**Work task**
Each of the lines below must be written out exactly as shown.

------------------------------

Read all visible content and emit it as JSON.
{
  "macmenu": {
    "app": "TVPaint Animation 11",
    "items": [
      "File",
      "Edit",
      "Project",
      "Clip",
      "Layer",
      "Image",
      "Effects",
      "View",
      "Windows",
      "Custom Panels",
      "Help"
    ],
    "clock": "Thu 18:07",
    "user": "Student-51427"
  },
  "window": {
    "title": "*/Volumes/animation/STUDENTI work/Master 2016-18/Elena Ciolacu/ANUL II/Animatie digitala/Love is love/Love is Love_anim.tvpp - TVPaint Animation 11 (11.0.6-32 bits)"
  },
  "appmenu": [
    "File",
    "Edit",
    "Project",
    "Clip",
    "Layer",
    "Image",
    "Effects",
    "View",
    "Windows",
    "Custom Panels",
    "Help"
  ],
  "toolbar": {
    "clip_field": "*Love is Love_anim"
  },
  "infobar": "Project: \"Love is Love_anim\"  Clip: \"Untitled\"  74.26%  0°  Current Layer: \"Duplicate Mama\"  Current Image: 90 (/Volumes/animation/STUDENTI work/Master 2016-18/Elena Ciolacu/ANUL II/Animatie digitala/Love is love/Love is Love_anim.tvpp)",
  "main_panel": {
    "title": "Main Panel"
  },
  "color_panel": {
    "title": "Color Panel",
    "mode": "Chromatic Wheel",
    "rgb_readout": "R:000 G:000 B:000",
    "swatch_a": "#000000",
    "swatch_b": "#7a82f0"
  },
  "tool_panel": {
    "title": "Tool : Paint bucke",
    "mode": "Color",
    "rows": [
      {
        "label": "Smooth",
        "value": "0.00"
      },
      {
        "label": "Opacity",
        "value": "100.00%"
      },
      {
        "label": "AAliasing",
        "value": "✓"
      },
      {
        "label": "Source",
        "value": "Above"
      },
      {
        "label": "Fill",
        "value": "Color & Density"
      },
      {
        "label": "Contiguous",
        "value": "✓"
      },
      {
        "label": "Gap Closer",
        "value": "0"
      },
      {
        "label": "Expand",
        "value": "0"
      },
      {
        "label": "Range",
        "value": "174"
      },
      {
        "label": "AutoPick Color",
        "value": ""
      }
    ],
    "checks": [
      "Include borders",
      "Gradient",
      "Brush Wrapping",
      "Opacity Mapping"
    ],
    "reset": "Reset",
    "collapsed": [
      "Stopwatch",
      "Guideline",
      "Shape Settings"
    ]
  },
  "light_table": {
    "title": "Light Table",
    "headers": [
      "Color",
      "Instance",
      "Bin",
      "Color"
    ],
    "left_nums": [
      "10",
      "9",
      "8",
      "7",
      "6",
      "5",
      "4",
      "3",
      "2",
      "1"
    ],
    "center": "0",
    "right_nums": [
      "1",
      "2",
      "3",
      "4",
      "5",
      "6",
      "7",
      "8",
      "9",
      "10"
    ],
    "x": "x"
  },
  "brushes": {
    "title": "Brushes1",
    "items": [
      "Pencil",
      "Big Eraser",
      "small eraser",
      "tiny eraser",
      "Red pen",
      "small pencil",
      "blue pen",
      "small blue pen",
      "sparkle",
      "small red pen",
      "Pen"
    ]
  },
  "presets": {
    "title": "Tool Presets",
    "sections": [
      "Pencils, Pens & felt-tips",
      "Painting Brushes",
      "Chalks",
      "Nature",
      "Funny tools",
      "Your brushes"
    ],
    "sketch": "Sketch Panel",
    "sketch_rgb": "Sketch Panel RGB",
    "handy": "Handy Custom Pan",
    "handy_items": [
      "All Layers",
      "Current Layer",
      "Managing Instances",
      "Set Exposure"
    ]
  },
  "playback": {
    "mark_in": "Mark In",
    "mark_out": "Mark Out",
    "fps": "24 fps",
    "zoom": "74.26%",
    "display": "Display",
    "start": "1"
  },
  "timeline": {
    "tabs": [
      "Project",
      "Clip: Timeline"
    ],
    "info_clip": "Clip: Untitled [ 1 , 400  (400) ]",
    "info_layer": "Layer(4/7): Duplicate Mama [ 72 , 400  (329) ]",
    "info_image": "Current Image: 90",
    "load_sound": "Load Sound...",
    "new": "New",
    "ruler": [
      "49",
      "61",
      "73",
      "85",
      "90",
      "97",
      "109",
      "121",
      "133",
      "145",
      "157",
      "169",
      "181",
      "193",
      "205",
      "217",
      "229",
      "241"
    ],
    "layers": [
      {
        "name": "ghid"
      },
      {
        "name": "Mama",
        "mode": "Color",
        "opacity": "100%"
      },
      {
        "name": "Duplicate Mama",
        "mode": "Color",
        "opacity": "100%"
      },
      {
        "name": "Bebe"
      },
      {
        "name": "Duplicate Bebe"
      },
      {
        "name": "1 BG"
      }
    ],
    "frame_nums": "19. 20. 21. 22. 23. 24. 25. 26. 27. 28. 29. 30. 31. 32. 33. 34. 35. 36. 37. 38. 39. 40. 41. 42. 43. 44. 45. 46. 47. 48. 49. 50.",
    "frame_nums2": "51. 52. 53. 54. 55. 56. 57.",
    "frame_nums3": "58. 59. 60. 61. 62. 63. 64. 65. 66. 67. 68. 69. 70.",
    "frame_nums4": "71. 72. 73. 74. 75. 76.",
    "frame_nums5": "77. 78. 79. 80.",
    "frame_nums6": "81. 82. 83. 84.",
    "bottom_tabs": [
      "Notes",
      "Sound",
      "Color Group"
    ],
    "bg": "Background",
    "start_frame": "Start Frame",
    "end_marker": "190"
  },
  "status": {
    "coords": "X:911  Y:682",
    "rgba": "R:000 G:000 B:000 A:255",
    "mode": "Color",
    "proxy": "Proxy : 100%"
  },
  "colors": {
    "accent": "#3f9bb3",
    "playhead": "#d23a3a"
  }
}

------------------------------

**Problem solution**
Read all visible content and emit it as JSON.
{
  "macmenu": {
    "app": "TVPaint Animation 11",
    "items": [
      "File",
      "Edit",
      "Project",
      "Clip",
      "Layer",
      "Image",
      "Effects",
      "View",
      "Windows",
      "Custom Panels",
      "Help"
    ],
    "clock": "Thu 18:07",
    "user": "Student-51427"
  },
  "window": {
    "title": "*/Volumes/animation/STUDENTI work/Master 2016-18/Elena Ciolacu/ANUL II/Animatie digitala/Love is love/Love is Love_anim.tvpp - TVPaint Animation 11 (11.0.6-32 bits)"
  },
  "appmenu": [
    "File",
    "Edit",
    "Project",
    "Clip",
    "Layer",
    "Image",
    "Effects",
    "View",
    "Windows",
    "Custom Panels",
    "Help"
  ],
  "toolbar": {
    "clip_field": "*Love is Love_anim"
  },
  "infobar": "Project: \"Love is Love_anim\"  Clip: \"Untitled\"  74.26%  0°  Current Layer: \"Duplicate Mama\"  Current Image: 90 (/Volumes/animation/STUDENTI work/Master 2016-18/Elena Ciolacu/ANUL II/Animatie digitala/Love is love/Love is Love_anim.tvpp)",
  "main_panel": {
    "title": "Main Panel"
  },
  "color_panel": {
    "title": "Color Panel",
    "mode": "Chromatic Wheel",
    "rgb_readout": "R:000 G:000 B:000",
    "swatch_a": "#000000",
    "swatch_b": "#7a82f0"
  },
  "tool_panel": {
    "title": "Tool : Paint bucke",
    "mode": "Color",
    "rows": [
      {
        "label": "Smooth",
        "value": "0.00"
      },
      {
        "label": "Opacity",
        "value": "100.00%"
      },
      {
        "label": "AAliasing",
        "value": "✓"
      },
      {
        "label": "Source",
        "value": "Above"
      },
      {
        "label": "Fill",
        "value": "Color & Density"
      },
      {
        "label": "Contiguous",
        "value": "✓"
      },
      {
        "label": "Gap Closer",
        "value": "0"
      },
      {
        "label": "Expand",
        "value": "0"
      },
      {
        "label": "Range",
        "value": "174"
      },
      {
        "label": "AutoPick Color",
        "value": ""
      }
    ],
    "checks": [
      "Include borders",
      "Gradient",
      "Brush Wrapping",
      "Opacity Mapping"
    ],
    "reset": "Reset",
    "collapsed": [
      "Stopwatch",
      "Guideline",
      "Shape Settings"
    ]
  },
  "light_table": {
    "title": "Light Table",
    "headers": [
      "Color",
      "Instance",
      "Bin",
      "Color"
    ],
    "left_nums": [
      "10",
      "9",
      "8",
      "7",
      "6",
      "5",
      "4",
      "3",
      "2",
      "1"
    ],
    "center": "0",
    "right_nums": [
      "1",
      "2",
      "3",
      "4",
      "5",
      "6",
      "7",
      "8",
      "9",
      "10"
    ],
    "x": "x"
  },
  "brushes": {
    "title": "Brushes1",
    "items": [
      "Pencil",
      "Big Eraser",
      "small eraser",
      "tiny eraser",
      "Red pen",
      "small pencil",
      "blue pen",
      "small blue pen",
      "sparkle",
      "small red pen",
      "Pen"
    ]
  },
  "presets": {
    "title": "Tool Presets",
    "sections": [
      "Pencils, Pens & felt-tips",
      "Painting Brushes",
      "Chalks",
      "Nature",
      "Funny tools",
      "Your brushes"
    ],
    "sketch": "Sketch Panel",
    "sketch_rgb": "Sketch Panel RGB",
    "handy": "Handy Custom Pan",
    "handy_items": [
      "All Layers",
      "Current Layer",
      "Managing Instances",
      "Set Exposure"
    ]
  },
  "playback": {
    "mark_in": "Mark In",
    "mark_out": "Mark Out",
    "fps": "24 fps",
    "zoom": "74.26%",
    "display": "Display",
    "start": "1"
  },
  "timeline": {
    "tabs": [
      "Project",
      "Clip: Timeline"
    ],
    "info_clip": "Clip: Untitled [ 1 , 400  (400) ]",
    "info_layer": "Layer(4/7): Duplicate Mama [ 72 , 400  (329) ]",
    "info_image": "Current Image: 90",
    "load_sound": "Load Sound...",
    "new": "New",
    "ruler": [
      "49",
      "61",
      "73",
      "85",
      "90",
      "97",
      "109",
      "121",
      "133",
      "145",
      "157",
      "169",
      "181",
      "193",
      "205",
      "217",
      "229",
      "241"
    ],
    "layers": [
      {
        "name": "ghid"
      },
      {
        "name": "Mama",
        "mode": "Color",
        "opacity": "100%"
      },
      {
        "name": "Duplicate Mama",
        "mode": "Color",
        "opacity": "100%"
      },
      {
        "name": "Bebe"
      },
      {
        "name": "Duplicate Bebe"
      },
      {
        "name": "1 BG"
      }
    ],
    "frame_nums": "19. 20. 21. 22. 23. 24. 25. 26. 27. 28. 29. 30. 31. 32. 33. 34. 35. 36. 37. 38. 39. 40. 41. 42. 43. 44. 45. 46. 47. 48. 49. 50.",
    "frame_nums2": "51. 52. 53. 54. 55. 56. 57.",
    "frame_nums3": "58. 59. 60. 61. 62. 63. 64. 65. 66. 67. 68. 69. 70.",
    "frame_nums4": "71. 72. 73. 74. 75. 76.",
    "frame_nums5": "77. 78. 79. 80.",
    "frame_nums6": "81. 82. 83. 84.",
    "bottom_tabs": [
      "Notes",
      "Sound",
      "Color Group"
    ],
    "bg": "Background",
    "start_frame": "Start Frame",
    "end_marker": "190"
  },
  "status": {
    "coords": "X:911  Y:682",
    "rgba": "R:000 G:000 B:000 A:255",
    "mode": "Color",
    "proxy": "Proxy : 100%"
  },
  "colors": {
    "accent": "#3f9bb3",
    "playhead": "#d23a3a"
  }
}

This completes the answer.